    Over their last two games, Vanderbilt hasn’t scored over 60 points. In fact, since their 88-83 loss in overtime to Tennessee, the Commodores haven’t totaled 70 points in a single contest. Vanderbilt is averaging just 59.6 points per game over their last seven games.

    Over that same period of time, the Commodores are giving up an average of 75.1 points per game.

    Stop the Madness

    Tennessee may have a three-game winning streak going against Vanderbilt, and they may have won four of the last five games against the Commodores, but Vanderbilt has had a great deal of success in Knoxville over the last few years.

    Up until last season, Vanderbilt had won three-straight games in Thompson-Boling Arena. The Vols’ 67-62 victory over the Commodores on January 23rd of last year marked Tennessee’s first home win against Vanderbilt since 2014.

    The Vols are 71-20 all-time against Vanderbilt in Knoxville, but four of those 20 wins for the Commodores in Knoxville have come since 2010.

    Tennessee can’t afford to let the Commodores find a way to win in Knoxville on Tuesday, and all signs point to that not happening. Still, Vanderbilt’s success in Thompson-Boling Arena over the last few years has been surprising to say the least.

    Jordan Bone is Ready

    Junior point guard Jordan Bone is from  Nashville, and he likes to show his hometown school what they missed out on by not recruiting him very hard out of high school.

    Over his last three games against the Commodores, Bone has totaled 12 assists and whopping zero turnovers.
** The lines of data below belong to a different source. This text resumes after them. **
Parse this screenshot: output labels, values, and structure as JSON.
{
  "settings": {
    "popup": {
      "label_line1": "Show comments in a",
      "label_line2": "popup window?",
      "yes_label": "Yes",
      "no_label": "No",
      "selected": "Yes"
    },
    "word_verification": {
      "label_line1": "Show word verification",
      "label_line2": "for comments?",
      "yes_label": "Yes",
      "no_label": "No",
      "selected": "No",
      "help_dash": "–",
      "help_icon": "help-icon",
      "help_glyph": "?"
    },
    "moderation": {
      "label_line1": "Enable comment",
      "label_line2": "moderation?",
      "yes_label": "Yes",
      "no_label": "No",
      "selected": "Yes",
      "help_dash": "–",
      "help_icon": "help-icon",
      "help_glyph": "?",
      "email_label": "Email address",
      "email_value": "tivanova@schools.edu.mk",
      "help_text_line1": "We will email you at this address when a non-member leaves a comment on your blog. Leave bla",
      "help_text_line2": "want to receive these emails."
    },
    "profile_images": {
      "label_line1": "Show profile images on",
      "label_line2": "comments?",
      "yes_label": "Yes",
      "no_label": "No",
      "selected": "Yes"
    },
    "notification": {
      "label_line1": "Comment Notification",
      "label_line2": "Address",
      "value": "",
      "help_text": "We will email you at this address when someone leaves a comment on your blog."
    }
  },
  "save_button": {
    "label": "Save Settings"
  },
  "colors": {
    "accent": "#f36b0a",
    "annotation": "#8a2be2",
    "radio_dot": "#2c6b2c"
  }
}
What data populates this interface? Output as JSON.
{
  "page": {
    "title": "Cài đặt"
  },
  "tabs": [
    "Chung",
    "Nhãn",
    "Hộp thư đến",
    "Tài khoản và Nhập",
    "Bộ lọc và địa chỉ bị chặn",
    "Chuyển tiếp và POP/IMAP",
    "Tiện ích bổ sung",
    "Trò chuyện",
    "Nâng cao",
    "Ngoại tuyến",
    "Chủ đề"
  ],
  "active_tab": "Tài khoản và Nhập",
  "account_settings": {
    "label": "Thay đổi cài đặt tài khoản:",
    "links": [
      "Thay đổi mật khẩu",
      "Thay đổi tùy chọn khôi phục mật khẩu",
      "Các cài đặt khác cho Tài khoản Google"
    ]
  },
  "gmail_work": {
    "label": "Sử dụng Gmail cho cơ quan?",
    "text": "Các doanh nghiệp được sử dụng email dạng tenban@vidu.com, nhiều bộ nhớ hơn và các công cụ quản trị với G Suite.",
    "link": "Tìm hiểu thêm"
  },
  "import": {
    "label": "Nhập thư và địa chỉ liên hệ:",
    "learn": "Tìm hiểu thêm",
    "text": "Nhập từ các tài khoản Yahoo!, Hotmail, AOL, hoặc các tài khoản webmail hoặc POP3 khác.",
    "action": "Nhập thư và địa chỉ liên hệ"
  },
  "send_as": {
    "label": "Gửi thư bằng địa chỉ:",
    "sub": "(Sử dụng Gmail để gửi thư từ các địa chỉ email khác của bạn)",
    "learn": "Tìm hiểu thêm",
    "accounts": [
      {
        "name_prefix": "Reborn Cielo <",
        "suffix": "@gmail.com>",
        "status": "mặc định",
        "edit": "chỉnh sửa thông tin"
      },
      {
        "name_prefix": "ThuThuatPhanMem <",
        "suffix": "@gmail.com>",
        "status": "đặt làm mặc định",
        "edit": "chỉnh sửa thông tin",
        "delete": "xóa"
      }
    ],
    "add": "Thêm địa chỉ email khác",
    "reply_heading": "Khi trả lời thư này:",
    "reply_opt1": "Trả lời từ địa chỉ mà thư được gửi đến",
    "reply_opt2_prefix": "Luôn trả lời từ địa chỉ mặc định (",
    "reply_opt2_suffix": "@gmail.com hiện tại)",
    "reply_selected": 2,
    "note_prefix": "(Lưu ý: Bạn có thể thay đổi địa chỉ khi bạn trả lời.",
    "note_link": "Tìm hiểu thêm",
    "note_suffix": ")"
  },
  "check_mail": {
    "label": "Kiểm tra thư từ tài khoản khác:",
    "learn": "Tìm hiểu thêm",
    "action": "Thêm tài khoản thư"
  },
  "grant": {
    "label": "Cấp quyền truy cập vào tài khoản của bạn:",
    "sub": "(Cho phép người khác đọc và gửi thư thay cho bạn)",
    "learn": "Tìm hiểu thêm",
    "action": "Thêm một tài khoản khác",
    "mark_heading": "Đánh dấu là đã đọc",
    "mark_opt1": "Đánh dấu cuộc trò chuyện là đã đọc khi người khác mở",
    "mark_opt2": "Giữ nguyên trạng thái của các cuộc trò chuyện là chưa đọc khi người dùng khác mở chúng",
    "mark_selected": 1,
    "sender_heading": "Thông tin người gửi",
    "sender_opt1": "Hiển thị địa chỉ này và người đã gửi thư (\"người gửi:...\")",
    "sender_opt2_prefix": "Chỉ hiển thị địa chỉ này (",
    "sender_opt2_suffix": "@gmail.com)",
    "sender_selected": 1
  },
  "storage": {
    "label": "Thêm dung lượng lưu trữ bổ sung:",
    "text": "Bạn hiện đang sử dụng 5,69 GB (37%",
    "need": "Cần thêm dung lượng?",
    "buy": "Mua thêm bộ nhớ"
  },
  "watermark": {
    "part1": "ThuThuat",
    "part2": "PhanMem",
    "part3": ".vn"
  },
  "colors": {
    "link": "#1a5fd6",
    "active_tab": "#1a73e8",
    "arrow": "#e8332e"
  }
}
In fact, in five career games against Vanderbilt, Bone has just three turnovers and has an assist-to-turnover ratio of 6.33 against the Commodores.

    In his five games against Vanderbilt, Bone is averaging 9.8 points and 3.8 assists while shooting 51.4 percent from the floor, including 61.5 percent from three.